Concerns that resonate with families and staff

Primary school children
Primary school children

Last week’s Secret School column highlighting the delays to vital assessments for children with special educational needs provoked a strong reaction from Sheffield Telegraph readers, ranging from school staff to frustrated parents.

Tim Plant, a primary school volunteer, said that, even though he was part of ‘additional support services’ - in his case helping with pupils’ reading, “In nearly all cases there is a clear requirement that the children need additional professional assessment and access to specialised services.

“Almost without exception these children, their families and teachers have not received these services, or have waited far too long to be assessed or have been offered a far smaller package of care than they needed. As a result their education has suffered and their futures put at risk.

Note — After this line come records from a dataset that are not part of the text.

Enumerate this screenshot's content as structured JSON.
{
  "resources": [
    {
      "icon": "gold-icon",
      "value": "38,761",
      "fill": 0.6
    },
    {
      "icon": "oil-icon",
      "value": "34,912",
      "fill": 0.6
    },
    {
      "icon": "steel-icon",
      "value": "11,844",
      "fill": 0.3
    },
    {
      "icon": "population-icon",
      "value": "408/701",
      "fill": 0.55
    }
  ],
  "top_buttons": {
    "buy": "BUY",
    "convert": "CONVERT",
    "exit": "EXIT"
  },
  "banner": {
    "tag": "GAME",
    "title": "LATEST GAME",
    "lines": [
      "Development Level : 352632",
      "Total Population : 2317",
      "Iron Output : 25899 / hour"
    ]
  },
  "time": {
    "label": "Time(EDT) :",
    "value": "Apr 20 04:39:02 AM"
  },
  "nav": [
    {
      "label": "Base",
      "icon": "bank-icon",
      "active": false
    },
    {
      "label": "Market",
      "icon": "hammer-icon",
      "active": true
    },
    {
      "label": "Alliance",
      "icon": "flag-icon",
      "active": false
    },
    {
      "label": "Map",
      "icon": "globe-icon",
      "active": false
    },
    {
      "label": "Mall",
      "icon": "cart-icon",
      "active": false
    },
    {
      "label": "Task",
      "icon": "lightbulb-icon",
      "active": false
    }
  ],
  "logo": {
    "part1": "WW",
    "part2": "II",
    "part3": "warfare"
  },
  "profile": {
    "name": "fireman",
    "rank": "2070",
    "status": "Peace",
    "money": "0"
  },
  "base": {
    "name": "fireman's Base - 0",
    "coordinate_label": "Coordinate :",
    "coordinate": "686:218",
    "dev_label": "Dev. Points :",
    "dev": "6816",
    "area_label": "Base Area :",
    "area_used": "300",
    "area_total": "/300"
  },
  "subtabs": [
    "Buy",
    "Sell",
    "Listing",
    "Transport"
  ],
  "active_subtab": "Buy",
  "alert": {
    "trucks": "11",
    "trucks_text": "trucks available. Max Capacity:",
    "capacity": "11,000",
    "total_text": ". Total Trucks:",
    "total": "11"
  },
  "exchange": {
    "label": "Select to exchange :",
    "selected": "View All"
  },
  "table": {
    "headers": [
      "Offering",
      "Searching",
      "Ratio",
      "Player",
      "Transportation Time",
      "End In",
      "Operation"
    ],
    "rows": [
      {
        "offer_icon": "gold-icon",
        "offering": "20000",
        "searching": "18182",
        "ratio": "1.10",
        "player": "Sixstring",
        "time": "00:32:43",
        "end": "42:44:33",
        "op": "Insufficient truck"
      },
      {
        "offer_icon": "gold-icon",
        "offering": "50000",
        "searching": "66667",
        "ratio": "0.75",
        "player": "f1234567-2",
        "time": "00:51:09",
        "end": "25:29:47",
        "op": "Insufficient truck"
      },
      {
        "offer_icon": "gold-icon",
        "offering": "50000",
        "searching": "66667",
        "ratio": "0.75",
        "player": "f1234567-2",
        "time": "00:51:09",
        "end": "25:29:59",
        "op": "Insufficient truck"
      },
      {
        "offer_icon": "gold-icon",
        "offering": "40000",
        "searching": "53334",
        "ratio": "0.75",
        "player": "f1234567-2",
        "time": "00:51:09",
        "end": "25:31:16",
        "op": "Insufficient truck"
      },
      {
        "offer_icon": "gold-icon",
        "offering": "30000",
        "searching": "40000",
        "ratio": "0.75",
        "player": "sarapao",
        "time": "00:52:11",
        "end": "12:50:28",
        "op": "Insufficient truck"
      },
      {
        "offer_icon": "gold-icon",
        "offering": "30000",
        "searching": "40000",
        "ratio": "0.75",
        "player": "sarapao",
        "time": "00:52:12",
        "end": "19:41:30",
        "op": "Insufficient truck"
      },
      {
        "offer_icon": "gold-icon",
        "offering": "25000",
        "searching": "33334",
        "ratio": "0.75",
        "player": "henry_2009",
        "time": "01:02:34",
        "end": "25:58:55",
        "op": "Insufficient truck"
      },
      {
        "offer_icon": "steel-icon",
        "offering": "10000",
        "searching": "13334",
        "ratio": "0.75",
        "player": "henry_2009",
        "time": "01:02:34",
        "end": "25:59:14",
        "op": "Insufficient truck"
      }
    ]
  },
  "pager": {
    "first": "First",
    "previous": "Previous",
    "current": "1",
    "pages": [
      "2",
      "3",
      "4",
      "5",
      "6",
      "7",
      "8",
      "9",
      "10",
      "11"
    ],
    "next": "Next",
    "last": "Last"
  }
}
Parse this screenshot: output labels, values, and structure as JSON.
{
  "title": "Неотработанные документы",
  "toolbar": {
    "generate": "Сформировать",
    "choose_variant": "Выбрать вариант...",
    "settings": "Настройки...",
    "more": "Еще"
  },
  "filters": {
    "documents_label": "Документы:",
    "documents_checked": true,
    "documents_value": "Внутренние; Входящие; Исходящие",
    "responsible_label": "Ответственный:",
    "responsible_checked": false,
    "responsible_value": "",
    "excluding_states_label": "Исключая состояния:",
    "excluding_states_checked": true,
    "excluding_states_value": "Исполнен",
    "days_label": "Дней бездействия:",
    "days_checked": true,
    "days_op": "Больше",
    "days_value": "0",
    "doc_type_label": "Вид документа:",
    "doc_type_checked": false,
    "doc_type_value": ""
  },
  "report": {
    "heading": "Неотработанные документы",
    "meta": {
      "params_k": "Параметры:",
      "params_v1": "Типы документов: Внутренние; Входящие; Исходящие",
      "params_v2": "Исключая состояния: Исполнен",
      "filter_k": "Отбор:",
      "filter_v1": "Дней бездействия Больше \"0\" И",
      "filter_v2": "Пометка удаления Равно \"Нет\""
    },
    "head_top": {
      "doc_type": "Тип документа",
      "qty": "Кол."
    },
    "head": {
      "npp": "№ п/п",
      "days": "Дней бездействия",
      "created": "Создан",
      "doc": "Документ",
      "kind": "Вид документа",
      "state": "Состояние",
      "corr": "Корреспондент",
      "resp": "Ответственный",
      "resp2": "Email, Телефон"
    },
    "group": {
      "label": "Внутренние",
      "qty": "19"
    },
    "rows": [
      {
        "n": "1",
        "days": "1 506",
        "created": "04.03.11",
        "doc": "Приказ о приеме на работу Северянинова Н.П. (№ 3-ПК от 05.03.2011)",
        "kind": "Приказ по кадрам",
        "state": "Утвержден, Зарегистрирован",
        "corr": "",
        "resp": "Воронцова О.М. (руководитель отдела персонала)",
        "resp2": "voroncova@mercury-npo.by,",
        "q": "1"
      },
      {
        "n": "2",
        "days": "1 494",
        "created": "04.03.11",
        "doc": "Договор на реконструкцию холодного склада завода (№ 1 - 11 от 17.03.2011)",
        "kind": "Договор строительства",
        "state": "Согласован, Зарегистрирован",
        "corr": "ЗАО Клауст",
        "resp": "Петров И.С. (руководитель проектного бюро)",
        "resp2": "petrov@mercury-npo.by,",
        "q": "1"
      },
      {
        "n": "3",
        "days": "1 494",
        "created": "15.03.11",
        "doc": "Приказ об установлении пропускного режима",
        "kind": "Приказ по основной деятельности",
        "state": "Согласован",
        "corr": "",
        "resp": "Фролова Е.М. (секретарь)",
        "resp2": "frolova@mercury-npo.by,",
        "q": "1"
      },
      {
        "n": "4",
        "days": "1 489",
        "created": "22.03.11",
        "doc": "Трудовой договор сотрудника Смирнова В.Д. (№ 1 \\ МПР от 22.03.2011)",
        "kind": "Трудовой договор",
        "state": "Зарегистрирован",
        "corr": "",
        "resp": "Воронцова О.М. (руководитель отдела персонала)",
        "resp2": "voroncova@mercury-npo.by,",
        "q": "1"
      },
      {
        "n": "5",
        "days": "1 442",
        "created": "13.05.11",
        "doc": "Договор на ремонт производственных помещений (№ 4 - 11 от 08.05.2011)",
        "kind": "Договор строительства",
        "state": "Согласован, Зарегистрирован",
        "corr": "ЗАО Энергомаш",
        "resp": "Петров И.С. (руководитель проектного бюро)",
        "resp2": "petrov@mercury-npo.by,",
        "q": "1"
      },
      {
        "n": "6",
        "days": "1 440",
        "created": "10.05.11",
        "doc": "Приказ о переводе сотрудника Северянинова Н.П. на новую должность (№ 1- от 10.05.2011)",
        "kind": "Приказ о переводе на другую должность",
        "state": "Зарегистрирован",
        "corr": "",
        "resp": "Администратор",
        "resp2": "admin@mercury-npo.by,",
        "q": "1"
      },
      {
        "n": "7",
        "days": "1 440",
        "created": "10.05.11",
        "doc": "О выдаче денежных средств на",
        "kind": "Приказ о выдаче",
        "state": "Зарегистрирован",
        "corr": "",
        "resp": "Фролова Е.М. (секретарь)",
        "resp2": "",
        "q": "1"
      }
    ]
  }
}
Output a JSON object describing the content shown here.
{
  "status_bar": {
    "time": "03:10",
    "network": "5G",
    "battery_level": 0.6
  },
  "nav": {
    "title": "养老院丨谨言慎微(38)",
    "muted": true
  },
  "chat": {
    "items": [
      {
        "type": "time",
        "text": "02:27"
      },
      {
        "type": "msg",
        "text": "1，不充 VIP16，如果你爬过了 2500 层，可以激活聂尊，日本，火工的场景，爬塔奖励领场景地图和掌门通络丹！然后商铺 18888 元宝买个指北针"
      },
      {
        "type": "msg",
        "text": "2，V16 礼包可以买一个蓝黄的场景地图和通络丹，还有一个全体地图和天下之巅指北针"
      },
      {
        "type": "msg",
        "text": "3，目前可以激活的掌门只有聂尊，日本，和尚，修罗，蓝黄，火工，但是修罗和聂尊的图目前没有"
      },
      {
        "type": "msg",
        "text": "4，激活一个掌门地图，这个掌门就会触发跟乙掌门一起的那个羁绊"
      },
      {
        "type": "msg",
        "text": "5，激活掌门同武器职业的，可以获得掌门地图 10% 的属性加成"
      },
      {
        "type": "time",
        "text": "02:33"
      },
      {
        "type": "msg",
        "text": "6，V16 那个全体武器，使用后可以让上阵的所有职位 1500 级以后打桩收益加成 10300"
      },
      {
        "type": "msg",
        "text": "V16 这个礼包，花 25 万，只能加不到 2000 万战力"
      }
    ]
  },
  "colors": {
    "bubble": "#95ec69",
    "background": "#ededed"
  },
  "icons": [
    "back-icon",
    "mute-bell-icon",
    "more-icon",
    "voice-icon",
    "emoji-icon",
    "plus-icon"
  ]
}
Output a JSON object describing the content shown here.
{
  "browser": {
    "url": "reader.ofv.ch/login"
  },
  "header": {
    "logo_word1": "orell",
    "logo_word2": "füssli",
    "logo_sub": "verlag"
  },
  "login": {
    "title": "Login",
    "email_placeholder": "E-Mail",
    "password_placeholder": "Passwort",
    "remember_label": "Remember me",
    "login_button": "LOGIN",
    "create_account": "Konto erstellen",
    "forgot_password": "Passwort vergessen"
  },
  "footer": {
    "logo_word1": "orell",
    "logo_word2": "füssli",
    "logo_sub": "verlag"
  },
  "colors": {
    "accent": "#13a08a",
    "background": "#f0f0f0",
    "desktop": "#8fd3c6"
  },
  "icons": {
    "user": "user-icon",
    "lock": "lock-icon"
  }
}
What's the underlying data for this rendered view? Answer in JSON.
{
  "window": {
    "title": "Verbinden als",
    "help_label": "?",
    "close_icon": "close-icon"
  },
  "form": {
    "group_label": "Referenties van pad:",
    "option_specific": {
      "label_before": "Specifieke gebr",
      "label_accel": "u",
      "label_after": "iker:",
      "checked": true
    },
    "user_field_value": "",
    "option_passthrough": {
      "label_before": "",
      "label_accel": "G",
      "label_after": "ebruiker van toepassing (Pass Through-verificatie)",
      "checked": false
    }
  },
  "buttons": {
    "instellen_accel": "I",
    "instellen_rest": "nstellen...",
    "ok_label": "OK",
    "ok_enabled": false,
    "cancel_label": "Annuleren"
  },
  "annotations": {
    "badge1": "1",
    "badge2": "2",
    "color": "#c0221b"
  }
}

“The situation has been made much worse by the relentless procession of cuts and service reductions that mainstream schools have suffered for years on end. The school has lost a number of teachers, teaching assistants and support staff in addition to the disappearance of the specialised resources.

“While the details are yet to be formally announced I expect that, as a result of central government policies, Sheffield Council will soon require schools to make further savings that will mean yet more teacher and teaching assistant posts will go this year and next.”

Mr Plant added: “All children in Sheffield deserve fair and equal access to the highest quality of educational facilities, we must ensure that the most needy and deprived children benefit from their education as much as the most fortunate.”

Meanwhile the Sheffield Parent Carer Forum, which gathers parents’ views and reports trends and themes to the council, NHS and schools, said the Telegraph’s piece was ‘consistent with the feedback we have been receiving’.

The council set up a special Quality Assurance group after the forum echoed families’ worries about the standard of education, health and care plans for children.

“In Sheffield we still have some way to go towards embedding true co-production with parents at every level,” said the forum. “However, we believe that the will is there, and that it is worth persevering with this approach.”